Data for this task:
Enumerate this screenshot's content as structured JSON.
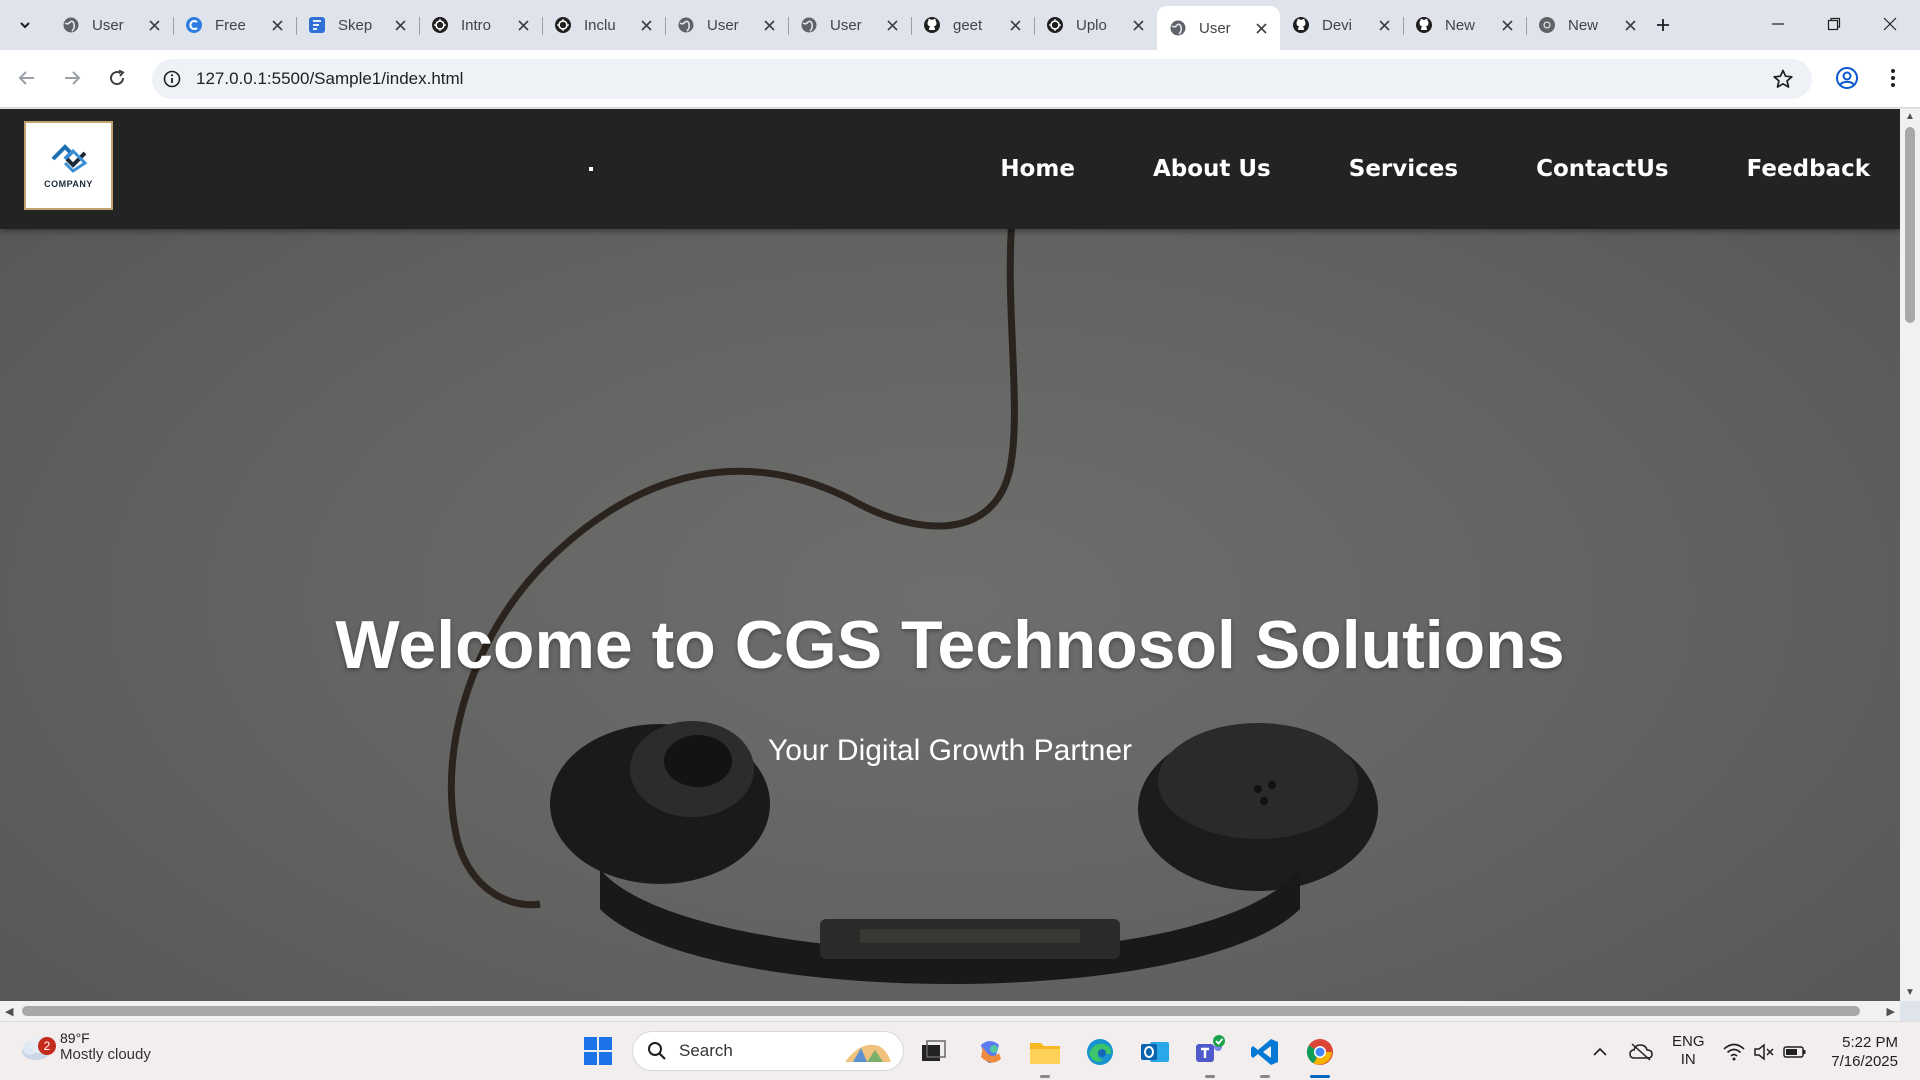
{
  "browser": {
    "tabs": [
      {
        "title": "User",
        "icon": "globe-icon",
        "active": false
      },
      {
        "title": "Free",
        "icon": "canva-icon",
        "active": false
      },
      {
        "title": "Skep",
        "icon": "forms-icon",
        "active": false
      },
      {
        "title": "Intro",
        "icon": "openai-icon",
        "active": false
      },
      {
        "title": "Inclu",
        "icon": "openai-icon",
        "active": false
      },
      {
        "title": "User",
        "icon": "globe-icon",
        "active": false
      },
      {
        "title": "User",
        "icon": "globe-icon",
        "active": false
      },
      {
        "title": "geet",
        "icon": "github-icon",
        "active": false
      },
      {
        "title": "Uplo",
        "icon": "openai-icon",
        "active": false
      },
      {
        "title": "User",
        "icon": "globe-icon",
        "active": true
      },
      {
        "title": "Devi",
        "icon": "github-icon",
        "active": false
      },
      {
        "title": "New",
        "icon": "github-icon",
        "active": false
      },
      {
        "title": "New",
        "icon": "chrome-icon",
        "active": false
      }
    ],
    "url": "127.0.0.1:5500/Sample1/index.html"
  },
  "site": {
    "logo_text": "COMPANY",
    "nav": [
      "Home",
      "About Us",
      "Services",
      "ContactUs",
      "Feedback"
    ],
    "hero_title": "Welcome to CGS Technosol Solutions",
    "hero_subtitle": "Your Digital Growth Partner"
  },
  "taskbar": {
    "weather_badge": "2",
    "temperature": "89°F",
    "condition": "Mostly cloudy",
    "search_label": "Search",
    "lang_line1": "ENG",
    "lang_line2": "IN",
    "time": "5:22 PM",
    "date": "7/16/2025"
  },
  "colors": {
    "site_nav_bg": "#232323",
    "hero_bg": "#646463",
    "taskbar_accent": "#0067c0"
  }
}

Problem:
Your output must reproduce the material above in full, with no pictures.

Task solution:
Enumerate this screenshot's content as structured JSON.
{
  "browser": {
    "tabs": [
      {
        "title": "User",
        "icon": "globe-icon",
        "active": false
      },
      {
        "title": "Free",
        "icon": "canva-icon",
        "active": false
      },
      {
        "title": "Skep",
        "icon": "forms-icon",
        "active": false
      },
      {
        "title": "Intro",
        "icon": "openai-icon",
        "active": false
      },
      {
        "title": "Inclu",
        "icon": "openai-icon",
        "active": false
      },
      {
        "title": "User",
        "icon": "globe-icon",
        "active": false
      },
      {
        "title": "User",
        "icon": "globe-icon",
        "active": false
      },
      {
        "title": "geet",
        "icon": "github-icon",
        "active": false
      },
      {
        "title": "Uplo",
        "icon": "openai-icon",
        "active": false
      },
      {
        "title": "User",
        "icon": "globe-icon",
        "active": true
      },
      {
        "title": "Devi",
        "icon": "github-icon",
        "active": false
      },
      {
        "title": "New",
        "icon": "github-icon",
        "active": false
      },
      {
        "title": "New",
        "icon": "chrome-icon",
        "active": false
      }
    ],
    "url": "127.0.0.1:5500/Sample1/index.html"
  },
  "site": {
    "logo_text": "COMPANY",
    "nav": [
      "Home",
      "About Us",
      "Services",
      "ContactUs",
      "Feedback"
    ],
    "hero_title": "Welcome to CGS Technosol Solutions",
    "hero_subtitle": "Your Digital Growth Partner"
  },
  "taskbar": {
    "weather_badge": "2",
    "temperature": "89°F",
    "condition": "Mostly cloudy",
    "search_label": "Search",
    "lang_line1": "ENG",
    "lang_line2": "IN",
    "time": "5:22 PM",
    "date": "7/16/2025"
  },
  "colors": {
    "site_nav_bg": "#232323",
    "hero_bg": "#646463",
    "taskbar_accent": "#0067c0"
  }
}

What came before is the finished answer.